We can strengthen our families, communities, and nations by sharing stories from personal and family history. I received a different but interesting and appropriate gift for Mother’s Day. One of my daughters gifted me with a subscription to “StoryWorth.” The idea behind the subscription is for me to write the stories of my life. Each week my daughter will select a question, and the company will email it to me. I am supposed to write the answer to the question and send it back. The company will send the answer to my daughter as well as combining the answers into a book at the end of the year.
Here is the question for Week 4: What were your grandparents like? I personally knew only one of my four grandparents because three of them passed away before I was born. I knew only my mother’s mother, plus my father’s step-mother known to me as Aunt Mary. I do not wish to sound critical about any of my grandparents as I share what I know about them.
Dad’s parents had four children – with Dad as the youngest – when Grandpa was called on a mission to Great Britain. Grandma worked really hard to take care of the children and earn the money to keep her husband in the mission field. When he returned from his mission, he brought a young woman named Mary and her brother home with him. He did not treat Grandma well, and they eventually divorced. Grandpa married the young woman, and they had four children together – two boys and two girls.
Aunt Mary was sort of plump when I knew her with long white hair worn wrapped around her head in a braid. Even though Aunt Mary was not always kind to Dad and his father was sometimes violent, Dad always spoke of them with respect. I remember visiting Aunt Mary as a child/teenager with Dad and Mom after Sunday School. He always treated her honorably. I developed a relationship with her when I was junior high school. My friend and I would walk the short distance from the school to her home occasionally to see her. After I married I did not think so highly of the woman who was instrumental in the divorce of my grandparents.
Grandma later married again. She encouraged and helped him to be sealed to his first wife. At the time a woman could be sealed to only one man, and Grandma was already sealed to Grandpa. I read somewhere that she said, “I am sealed to a man who does not want me, and I cannot be sealed to the man who loves me” – or something similar. She died on the way to a hospital – maybe from cancer. I was happy to hear that she was sealed to her second husband.

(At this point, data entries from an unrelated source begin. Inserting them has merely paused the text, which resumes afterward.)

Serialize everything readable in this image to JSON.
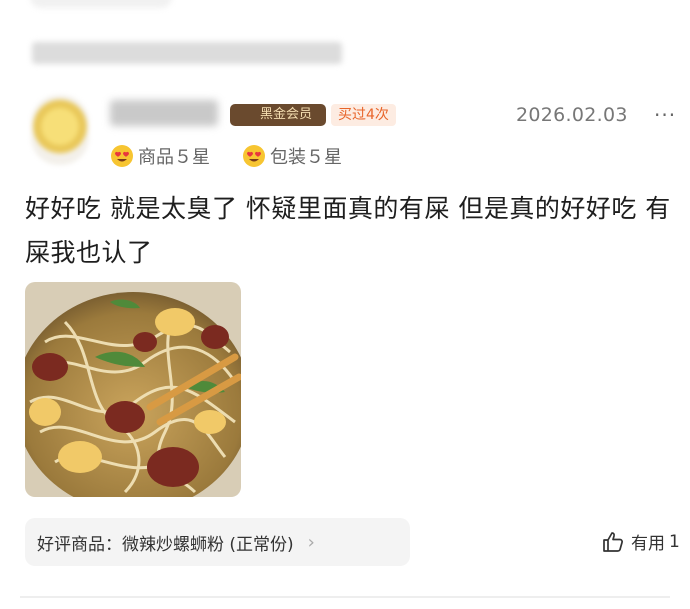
{
  "review": {
    "member_badge": "黑金会员",
    "purchase_count": "买过4次",
    "date": "2026.02.03",
    "more_label": "···",
    "ratings": [
      {
        "label": "商品５星"
      },
      {
        "label": "包装５星"
      }
    ],
    "text": "好好吃 就是太臭了 怀疑里面真的有屎 但是真的好好吃 有屎我也认了",
    "product": {
      "label": "好评商品：",
      "name": "微辣炒螺蛳粉 (正常份)",
      "chevron": "›"
    },
    "useful": {
      "label": "有用",
      "count": "1"
    }
  },
  "icons": {
    "rating": "heart-eyes-emoji-icon",
    "badge": "black-gold-member-icon",
    "useful": "thumbs-up-icon",
    "more": "more-dots-icon"
  },
  "colors": {
    "badge_bg": "#6a4a2e",
    "badge_text": "#f4ddb0",
    "bought_text": "#e8652a",
    "bought_bg": "#fdece2"
  }
}
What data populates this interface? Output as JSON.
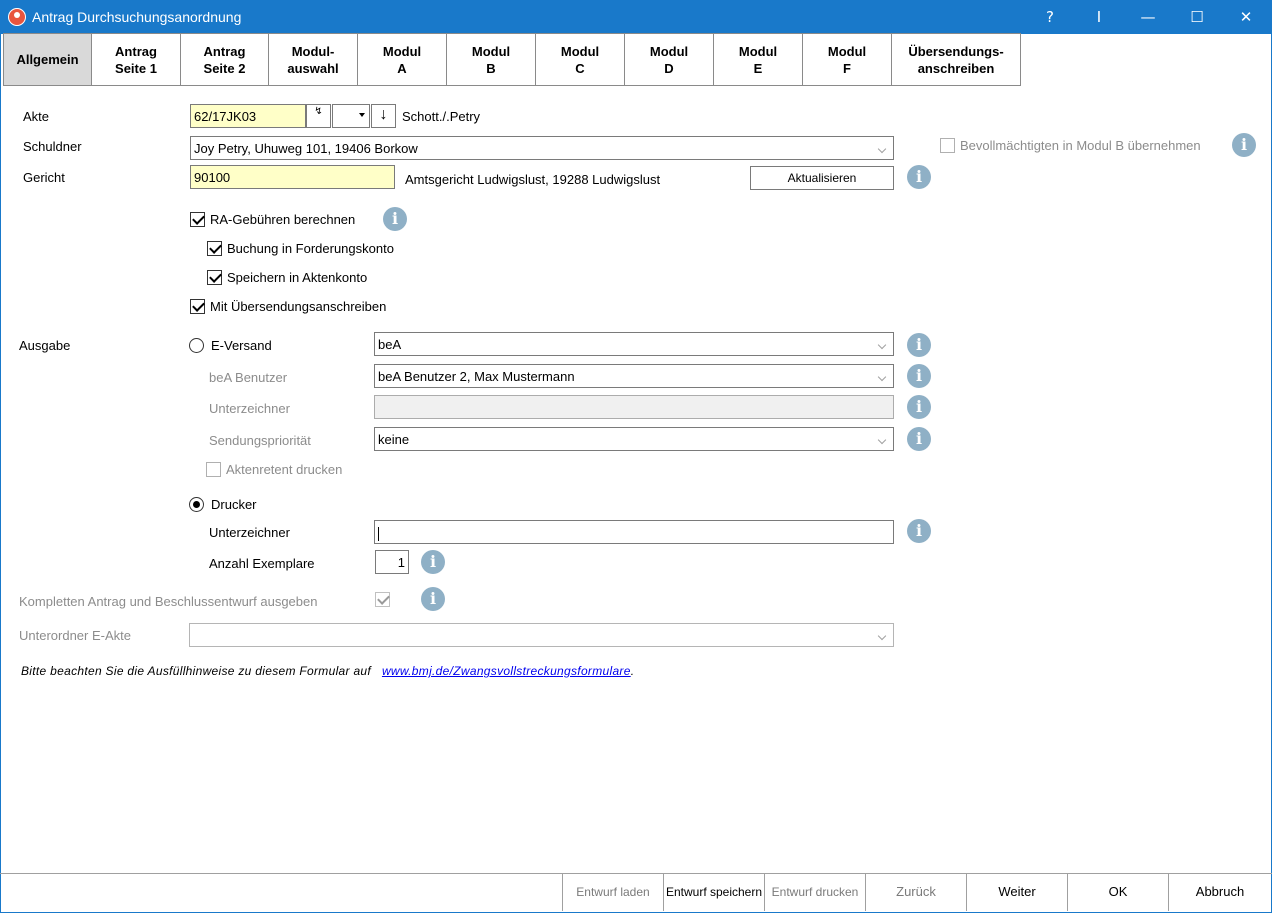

My mother’s father was a few years older than his wife. He had several occupations, first working for a saw mill and later becoming an Indian agent. The family lived in Oregon and Arizona before settling in Fort Duchesne. I understand that Grandpa helped to build the Vernal Tabernacle, now the Vernal Utah Temple.
My mother’s mother was tall – about 5 foot 8 inches – and slender. She too had white hair that she wore in a bun at the back of her head. She also had a large – about one-half inch in diameter – brown age mark in the middle of her left cheek. After her husband died she moved to Salt Lake City and found work at the Salt Lake City Library. She worked at the library until she was 80 years old. The local paper printed an article about her when she retired.
Grandma was always well dressed – like she was going to church - and even wore a hat with a hat pin holding it to her hair. She walked two blocks every morning to catch the bus uptown and two blocks home after work. She had a fun porch swing sitting on her front porch. I remember her being quite upset when someone stole some inserts from the arms of the swing.
Even though she always seemed happy to see me, I knew that she favored my aunt’s children. They lived with her off and on between my aunt’s marriages, so it was only natural. However, I did feel sad when I learned that she gave my cousin a stuffed animal and did not send me even a birthday card. One day when I was staying with my grandmother, aunt, and her children, we had lunch or dinner. Everyone started to eat but me, and I sat with my arms folded. Someone asked why I was not eating, and I replied that we had not said the blessing. I was asked bless the food. I think that my grandmother drank coffee or tea, but I do not know for sure. I do know that she heated water and made a hot drink that had a strong smell to it.
I believe that my father’s mother was the most faithful member of The Church of Jesus Christ of Latter-day Saints. She completed a lot of genealogy and made sure that her second husband was sealed to his first wife. Dad always said that if he ever had to choose, he and his family would go with his mother.
I am grateful for this Mother’s Day gift that encourages me to write the stories of my family. I feel certain that knowing a little bit about my grandparents will strengthen my family and thus strengthen our communities and nation.